Yep, they used a photo of a woman who was alive, and gasping for breath after being caught in a gas leak in an article about people dropping dead from coronavirus in the streets. Does anyone actually believe these are simple mistakes made by editors at major news organizations? What makes all of this bad reporting so damaging is that in today’s media environment, it’s not like people read one or two newspapers regularly, and can on the daily check for corrections and retractions. These images and boldfaced headlines generate their intended perceptions, and then people mostly move on to the next tweet in their timeline, never to revisit old media again. The fear that is falsely generated is never unmade. There is never that “phew!” moment where the public can return to baseline calm. Instead they are hit with the next article, the next claim, the next terrifying fact that will turn out to be untrue (remember how multi-organ failure “Kawasaki syndrome” caused by Covid was going to start wiping out kids?)

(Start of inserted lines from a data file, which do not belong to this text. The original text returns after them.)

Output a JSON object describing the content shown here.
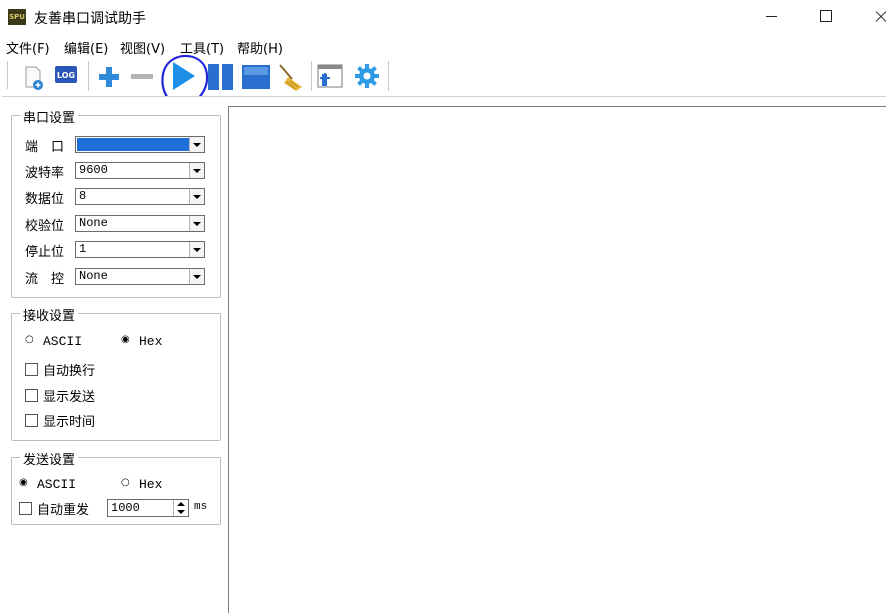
{
  "window": {
    "app_icon_text": "SPU",
    "title": "友善串口调试助手"
  },
  "menu": [
    {
      "label": "文件(F)"
    },
    {
      "label": "编辑(E)"
    },
    {
      "label": "视图(V)"
    },
    {
      "label": "工具(T)"
    },
    {
      "label": "帮助(H)"
    }
  ],
  "toolbar": {
    "log_label": "LOG",
    "colors": {
      "blue": "#2f8ad8",
      "play": "#1e8fe6",
      "gray": "#b4b4b4",
      "annotation": "#2323d8"
    }
  },
  "serial_settings": {
    "title": "串口设置",
    "rows": [
      {
        "label": "端　口",
        "value": ""
      },
      {
        "label": "波特率",
        "value": "9600"
      },
      {
        "label": "数据位",
        "value": "8"
      },
      {
        "label": "校验位",
        "value": "None"
      },
      {
        "label": "停止位",
        "value": "1"
      },
      {
        "label": "流　控",
        "value": "None"
      }
    ]
  },
  "receive_settings": {
    "title": "接收设置",
    "radio_ascii": "ASCII",
    "radio_hex": "Hex",
    "selected": "Hex",
    "checkboxes": [
      {
        "label": "自动换行",
        "checked": false
      },
      {
        "label": "显示发送",
        "checked": false
      },
      {
        "label": "显示时间",
        "checked": false
      }
    ]
  },
  "send_settings": {
    "title": "发送设置",
    "radio_ascii": "ASCII",
    "radio_hex": "Hex",
    "selected": "ASCII",
    "auto_resend_label": "自动重发",
    "auto_resend_checked": false,
    "interval_value": "1000",
    "interval_unit": "ms"
  }
}
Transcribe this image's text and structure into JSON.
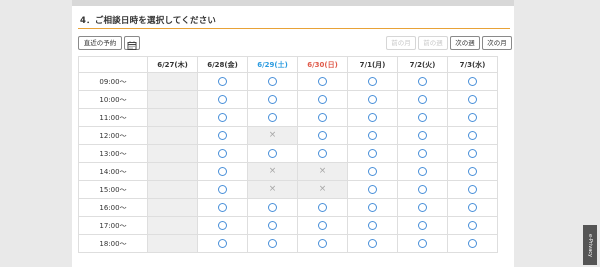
{
  "section": {
    "title": "4．ご相談日時を選択してください"
  },
  "toolbar": {
    "latest_label": "直近の予約",
    "prev_month_label": "前の月",
    "prev_week_label": "前の週",
    "next_week_label": "次の週",
    "next_month_label": "次の月"
  },
  "days": [
    {
      "label": "6/27(木)",
      "type": "weekday"
    },
    {
      "label": "6/28(金)",
      "type": "weekday"
    },
    {
      "label": "6/29(土)",
      "type": "saturday"
    },
    {
      "label": "6/30(日)",
      "type": "sunday"
    },
    {
      "label": "7/1(月)",
      "type": "weekday"
    },
    {
      "label": "7/2(火)",
      "type": "weekday"
    },
    {
      "label": "7/3(水)",
      "type": "weekday"
    }
  ],
  "slots": [
    {
      "time": "09:00〜",
      "status": [
        "na",
        "o",
        "o",
        "o",
        "o",
        "o",
        "o"
      ]
    },
    {
      "time": "10:00〜",
      "status": [
        "na",
        "o",
        "o",
        "o",
        "o",
        "o",
        "o"
      ]
    },
    {
      "time": "11:00〜",
      "status": [
        "na",
        "o",
        "o",
        "o",
        "o",
        "o",
        "o"
      ]
    },
    {
      "time": "12:00〜",
      "status": [
        "na",
        "o",
        "x",
        "o",
        "o",
        "o",
        "o"
      ]
    },
    {
      "time": "13:00〜",
      "status": [
        "na",
        "o",
        "o",
        "o",
        "o",
        "o",
        "o"
      ]
    },
    {
      "time": "14:00〜",
      "status": [
        "na",
        "o",
        "x",
        "x",
        "o",
        "o",
        "o"
      ]
    },
    {
      "time": "15:00〜",
      "status": [
        "na",
        "o",
        "x",
        "x",
        "o",
        "o",
        "o"
      ]
    },
    {
      "time": "16:00〜",
      "status": [
        "na",
        "o",
        "o",
        "o",
        "o",
        "o",
        "o"
      ]
    },
    {
      "time": "17:00〜",
      "status": [
        "na",
        "o",
        "o",
        "o",
        "o",
        "o",
        "o"
      ]
    },
    {
      "time": "18:00〜",
      "status": [
        "na",
        "o",
        "o",
        "o",
        "o",
        "o",
        "o"
      ]
    }
  ],
  "symbols": {
    "full": "×"
  },
  "side_tab": {
    "label": "e-Privacy"
  },
  "colors": {
    "accent": "#e8a237",
    "available": "#4a90d9",
    "saturday": "#2b9be0",
    "sunday": "#e05b4b"
  }
}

The images put before use shape our perceptions. If this wasn’t true, you wouldn’t cry when E.T. asked Eliot to board his ship and no one would care if Fred Flintstone smoked cigarettes. On September 11th, when there were Palestinians in the west bank cheering the attack on the United States, that footage was played on major US news networks. Why? Of what relevance were these individuals thousands of miles away? If it bleeds, it leads baby, and nothing draws blood like the 101 Airborne, so how do you piss off a bunch of hot blooded Americans? Show them a bunch of brown foreigners celebrating an American tragedy.

The Covid playbook is nothing new. Unfortunately, skepticism of media seems to be mostly political, with individuals only applying skepticism to the networks and publications that promote their political rivals. But the reality is that the news networks and publications and their advertisers at Pharma have been all too happy to keep you on the edge of your seat waiting for you vaccine and chomping on all the anti-anxiety meds you can afford in the meantime. The only tragedy for them, is that the pandemic has to end eventually.

One Reply to “Fill in the Blank”

Comments are closed.